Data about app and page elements
-- -- --

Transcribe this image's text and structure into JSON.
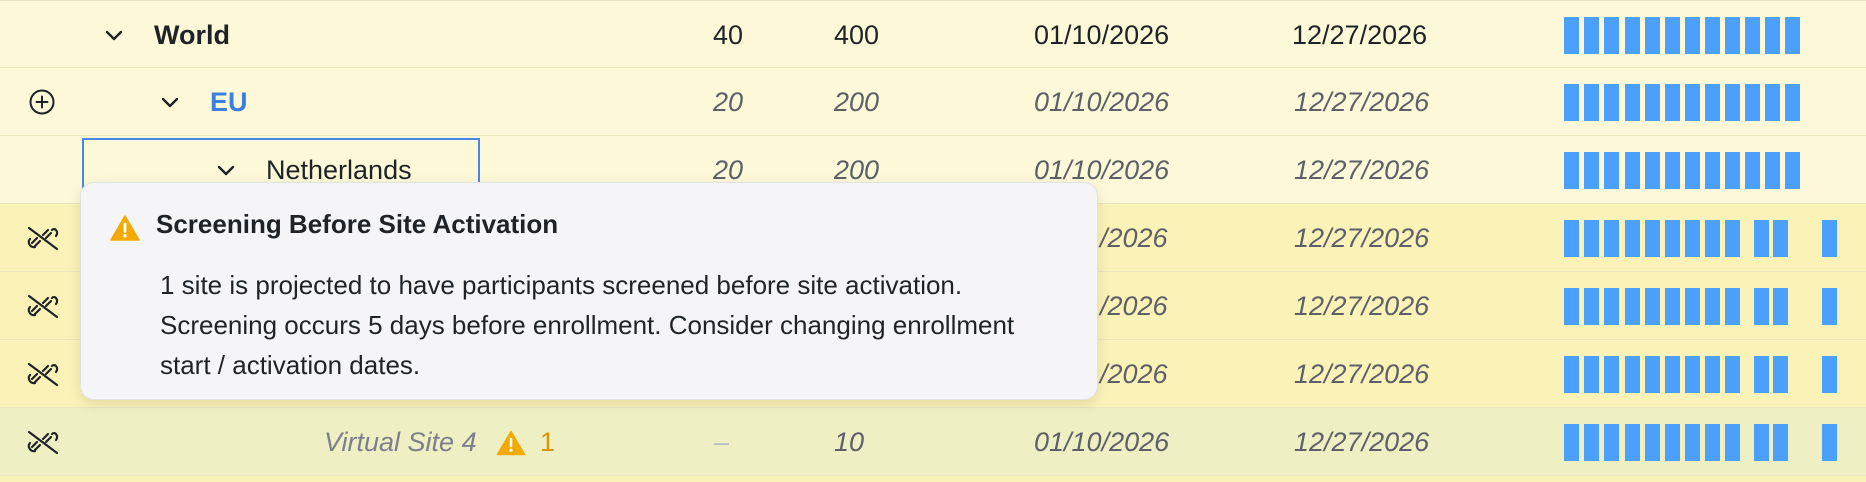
{
  "rows": [
    {
      "name": "World",
      "n1": "40",
      "n2": "400",
      "start": "01/10/2026",
      "end": "12/27/2026"
    },
    {
      "name": "EU",
      "n1": "20",
      "n2": "200",
      "start": "01/10/2026",
      "end": "12/27/2026"
    },
    {
      "name": "Netherlands",
      "n1": "20",
      "n2": "200",
      "start": "01/10/2026",
      "end": "12/27/2026"
    },
    {
      "start_partial": "/2026",
      "end": "12/27/2026"
    },
    {
      "start_partial": "/2026",
      "end": "12/27/2026"
    },
    {
      "start_partial": "/2026",
      "end": "12/27/2026"
    },
    {
      "name": "Virtual Site 4",
      "warning_count": "1",
      "n1": "–",
      "n2": "10",
      "start": "01/10/2026",
      "end": "12/27/2026"
    }
  ],
  "tooltip": {
    "title": "Screening Before Site Activation",
    "body": "1 site is projected to have participants screened before site activation. Screening occurs 5 days before enrollment. Consider changing enrollment start / activation dates."
  },
  "icons": {
    "expand": "chevron-down-icon",
    "add": "circle-plus-icon",
    "unlink": "link-broken-icon",
    "warning": "warning-triangle-icon"
  },
  "colors": {
    "bar": "#4ba0fb",
    "link": "#3b7fe0",
    "warning": "#f2a900",
    "focus": "#4a88e6"
  }
}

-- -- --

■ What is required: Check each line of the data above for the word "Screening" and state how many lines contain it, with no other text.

■ Solution to this problem: 2